Records from a data source

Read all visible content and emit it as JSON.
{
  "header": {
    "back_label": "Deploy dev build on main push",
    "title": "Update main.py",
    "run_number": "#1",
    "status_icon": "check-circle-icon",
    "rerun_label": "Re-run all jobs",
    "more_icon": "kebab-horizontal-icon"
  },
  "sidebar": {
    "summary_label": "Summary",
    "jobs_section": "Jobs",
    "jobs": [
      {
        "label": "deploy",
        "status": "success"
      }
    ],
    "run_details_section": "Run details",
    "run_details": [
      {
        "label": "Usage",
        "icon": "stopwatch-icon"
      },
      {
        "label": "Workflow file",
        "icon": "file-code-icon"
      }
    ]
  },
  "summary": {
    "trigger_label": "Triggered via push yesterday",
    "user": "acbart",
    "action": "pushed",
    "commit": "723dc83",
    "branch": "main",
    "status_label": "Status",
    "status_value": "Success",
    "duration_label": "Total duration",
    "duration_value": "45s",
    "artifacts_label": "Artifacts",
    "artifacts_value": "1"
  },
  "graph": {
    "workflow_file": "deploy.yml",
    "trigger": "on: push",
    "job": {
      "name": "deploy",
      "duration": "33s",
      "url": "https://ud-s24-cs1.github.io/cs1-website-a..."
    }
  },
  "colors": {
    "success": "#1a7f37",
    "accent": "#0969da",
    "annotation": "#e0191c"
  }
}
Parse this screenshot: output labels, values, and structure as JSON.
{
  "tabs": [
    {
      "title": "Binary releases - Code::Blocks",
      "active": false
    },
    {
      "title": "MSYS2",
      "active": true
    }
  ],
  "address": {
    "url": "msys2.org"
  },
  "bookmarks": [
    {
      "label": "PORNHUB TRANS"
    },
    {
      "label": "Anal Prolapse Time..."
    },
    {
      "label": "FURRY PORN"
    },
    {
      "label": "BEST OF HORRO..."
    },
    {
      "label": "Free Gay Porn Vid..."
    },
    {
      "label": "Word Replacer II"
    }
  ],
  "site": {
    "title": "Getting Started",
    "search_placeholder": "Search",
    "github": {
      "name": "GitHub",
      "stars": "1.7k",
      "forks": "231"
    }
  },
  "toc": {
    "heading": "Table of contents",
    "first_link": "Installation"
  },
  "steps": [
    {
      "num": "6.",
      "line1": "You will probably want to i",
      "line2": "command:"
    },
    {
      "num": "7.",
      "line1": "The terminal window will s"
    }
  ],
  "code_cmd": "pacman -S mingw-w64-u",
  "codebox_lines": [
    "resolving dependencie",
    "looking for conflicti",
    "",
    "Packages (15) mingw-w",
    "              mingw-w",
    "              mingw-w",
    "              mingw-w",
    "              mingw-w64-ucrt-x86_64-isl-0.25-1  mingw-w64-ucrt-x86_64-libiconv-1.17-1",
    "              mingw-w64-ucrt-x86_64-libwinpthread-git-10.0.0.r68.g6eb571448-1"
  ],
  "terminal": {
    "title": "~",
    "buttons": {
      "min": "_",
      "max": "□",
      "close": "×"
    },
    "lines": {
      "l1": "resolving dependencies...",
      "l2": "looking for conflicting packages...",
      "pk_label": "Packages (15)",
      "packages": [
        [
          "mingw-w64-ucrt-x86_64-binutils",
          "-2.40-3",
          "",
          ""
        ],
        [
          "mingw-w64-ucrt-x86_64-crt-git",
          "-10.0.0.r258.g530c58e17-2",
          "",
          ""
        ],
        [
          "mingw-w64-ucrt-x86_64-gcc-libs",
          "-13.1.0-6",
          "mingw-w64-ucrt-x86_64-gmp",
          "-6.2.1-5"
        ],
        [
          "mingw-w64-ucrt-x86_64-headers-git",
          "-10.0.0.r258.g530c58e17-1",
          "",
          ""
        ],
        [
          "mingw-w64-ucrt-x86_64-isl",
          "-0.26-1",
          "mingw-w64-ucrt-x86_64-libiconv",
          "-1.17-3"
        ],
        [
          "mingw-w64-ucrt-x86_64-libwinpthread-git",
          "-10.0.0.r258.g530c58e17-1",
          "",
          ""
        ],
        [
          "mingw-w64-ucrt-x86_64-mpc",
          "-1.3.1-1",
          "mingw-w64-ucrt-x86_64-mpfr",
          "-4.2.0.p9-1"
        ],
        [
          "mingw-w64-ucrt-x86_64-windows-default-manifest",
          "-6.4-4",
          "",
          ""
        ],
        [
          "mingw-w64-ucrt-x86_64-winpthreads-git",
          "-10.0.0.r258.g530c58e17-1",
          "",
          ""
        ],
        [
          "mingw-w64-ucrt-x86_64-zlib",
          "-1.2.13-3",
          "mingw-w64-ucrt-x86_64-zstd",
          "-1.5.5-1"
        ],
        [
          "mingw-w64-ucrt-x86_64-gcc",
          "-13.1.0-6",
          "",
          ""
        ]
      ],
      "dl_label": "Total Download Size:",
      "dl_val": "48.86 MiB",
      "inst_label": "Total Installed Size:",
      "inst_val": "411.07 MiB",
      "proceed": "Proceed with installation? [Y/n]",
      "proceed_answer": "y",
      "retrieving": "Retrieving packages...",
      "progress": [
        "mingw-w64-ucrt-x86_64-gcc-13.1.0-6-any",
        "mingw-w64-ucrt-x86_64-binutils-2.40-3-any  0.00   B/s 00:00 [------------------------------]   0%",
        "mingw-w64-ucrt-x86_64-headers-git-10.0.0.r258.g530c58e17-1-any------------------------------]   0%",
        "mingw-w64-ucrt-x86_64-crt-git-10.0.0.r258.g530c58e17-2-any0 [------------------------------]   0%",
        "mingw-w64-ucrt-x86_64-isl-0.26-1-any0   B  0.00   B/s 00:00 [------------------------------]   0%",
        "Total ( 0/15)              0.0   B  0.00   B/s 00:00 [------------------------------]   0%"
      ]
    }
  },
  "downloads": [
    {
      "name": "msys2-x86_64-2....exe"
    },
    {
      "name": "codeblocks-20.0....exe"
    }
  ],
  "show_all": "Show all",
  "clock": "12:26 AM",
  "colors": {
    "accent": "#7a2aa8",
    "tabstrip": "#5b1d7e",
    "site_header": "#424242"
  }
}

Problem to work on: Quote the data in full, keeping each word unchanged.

Written answer:
Read all visible content and emit it as JSON.
{
  "header": {
    "back_label": "Deploy dev build on main push",
    "title": "Update main.py",
    "run_number": "#1",
    "status_icon": "check-circle-icon",
    "rerun_label": "Re-run all jobs",
    "more_icon": "kebab-horizontal-icon"
  },
  "sidebar": {
    "summary_label": "Summary",
    "jobs_section": "Jobs",
    "jobs": [
      {
        "label": "deploy",
        "status": "success"
      }
    ],
    "run_details_section": "Run details",
    "run_details": [
      {
        "label": "Usage",
        "icon": "stopwatch-icon"
      },
      {
        "label": "Workflow file",
        "icon": "file-code-icon"
      }
    ]
  },
  "summary": {
    "trigger_label": "Triggered via push yesterday",
    "user": "acbart",
    "action": "pushed",
    "commit": "723dc83",
    "branch": "main",
    "status_label": "Status",
    "status_value": "Success",
    "duration_label": "Total duration",
    "duration_value": "45s",
    "artifacts_label": "Artifacts",
    "artifacts_value": "1"
  },
  "graph": {
    "workflow_file": "deploy.yml",
    "trigger": "on: push",
    "job": {
      "name": "deploy",
      "duration": "33s",
      "url": "https://ud-s24-cs1.github.io/cs1-website-a..."
    }
  },
  "colors": {
    "success": "#1a7f37",
    "accent": "#0969da",
    "annotation": "#e0191c"
  }
}
Parse this screenshot: output labels, values, and structure as JSON.
{
  "tabs": [
    {
      "title": "Binary releases - Code::Blocks",
      "active": false
    },
    {
      "title": "MSYS2",
      "active": true
    }
  ],
  "address": {
    "url": "msys2.org"
  },
  "bookmarks": [
    {
      "label": "PORNHUB TRANS"
    },
    {
      "label": "Anal Prolapse Time..."
    },
    {
      "label": "FURRY PORN"
    },
    {
      "label": "BEST OF HORRO..."
    },
    {
      "label": "Free Gay Porn Vid..."
    },
    {
      "label": "Word Replacer II"
    }
  ],
  "site": {
    "title": "Getting Started",
    "search_placeholder": "Search",
    "github": {
      "name": "GitHub",
      "stars": "1.7k",
      "forks": "231"
    }
  },
  "toc": {
    "heading": "Table of contents",
    "first_link": "Installation"
  },
  "steps": [
    {
      "num": "6.",
      "line1": "You will probably want to i",
      "line2": "command:"
    },
    {
      "num": "7.",
      "line1": "The terminal window will s"
    }
  ],
  "code_cmd": "pacman -S mingw-w64-u",
  "codebox_lines": [
    "resolving dependencie",
    "looking for conflicti",
    "",
    "Packages (15) mingw-w",
    "              mingw-w",
    "              mingw-w",
    "              mingw-w",
    "              mingw-w64-ucrt-x86_64-isl-0.25-1  mingw-w64-ucrt-x86_64-libiconv-1.17-1",
    "              mingw-w64-ucrt-x86_64-libwinpthread-git-10.0.0.r68.g6eb571448-1"
  ],
  "terminal": {
    "title": "~",
    "buttons": {
      "min": "_",
      "max": "□",
      "close": "×"
    },
    "lines": {
      "l1": "resolving dependencies...",
      "l2": "looking for conflicting packages...",
      "pk_label": "Packages (15)",
      "packages": [
        [
          "mingw-w64-ucrt-x86_64-binutils",
          "-2.40-3",
          "",
          ""
        ],
        [
          "mingw-w64-ucrt-x86_64-crt-git",
          "-10.0.0.r258.g530c58e17-2",
          "",
          ""
        ],
        [
          "mingw-w64-ucrt-x86_64-gcc-libs",
          "-13.1.0-6",
          "mingw-w64-ucrt-x86_64-gmp",
          "-6.2.1-5"
        ],
        [
          "mingw-w64-ucrt-x86_64-headers-git",
          "-10.0.0.r258.g530c58e17-1",
          "",
          ""
        ],
        [
          "mingw-w64-ucrt-x86_64-isl",
          "-0.26-1",
          "mingw-w64-ucrt-x86_64-libiconv",
          "-1.17-3"
        ],
        [
          "mingw-w64-ucrt-x86_64-libwinpthread-git",
          "-10.0.0.r258.g530c58e17-1",
          "",
          ""
        ],
        [
          "mingw-w64-ucrt-x86_64-mpc",
          "-1.3.1-1",
          "mingw-w64-ucrt-x86_64-mpfr",
          "-4.2.0.p9-1"
        ],
        [
          "mingw-w64-ucrt-x86_64-windows-default-manifest",
          "-6.4-4",
          "",
          ""
        ],
        [
          "mingw-w64-ucrt-x86_64-winpthreads-git",
          "-10.0.0.r258.g530c58e17-1",
          "",
          ""
        ],
        [
          "mingw-w64-ucrt-x86_64-zlib",
          "-1.2.13-3",
          "mingw-w64-ucrt-x86_64-zstd",
          "-1.5.5-1"
        ],
        [
          "mingw-w64-ucrt-x86_64-gcc",
          "-13.1.0-6",
          "",
          ""
        ]
      ],
      "dl_label": "Total Download Size:",
      "dl_val": "48.86 MiB",
      "inst_label": "Total Installed Size:",
      "inst_val": "411.07 MiB",
      "proceed": "Proceed with installation? [Y/n]",
      "proceed_answer": "y",
      "retrieving": "Retrieving packages...",
      "progress": [
        "mingw-w64-ucrt-x86_64-gcc-13.1.0-6-any",
        "mingw-w64-ucrt-x86_64-binutils-2.40-3-any  0.00   B/s 00:00 [------------------------------]   0%",
        "mingw-w64-ucrt-x86_64-headers-git-10.0.0.r258.g530c58e17-1-any------------------------------]   0%",
        "mingw-w64-ucrt-x86_64-crt-git-10.0.0.r258.g530c58e17-2-any0 [------------------------------]   0%",
        "mingw-w64-ucrt-x86_64-isl-0.26-1-any0   B  0.00   B/s 00:00 [------------------------------]   0%",
        "Total ( 0/15)              0.0   B  0.00   B/s 00:00 [------------------------------]   0%"
      ]
    }
  },
  "downloads": [
    {
      "name": "msys2-x86_64-2....exe"
    },
    {
      "name": "codeblocks-20.0....exe"
    }
  ],
  "show_all": "Show all",
  "clock": "12:26 AM",
  "colors": {
    "accent": "#7a2aa8",
    "tabstrip": "#5b1d7e",
    "site_header": "#424242"
  }
}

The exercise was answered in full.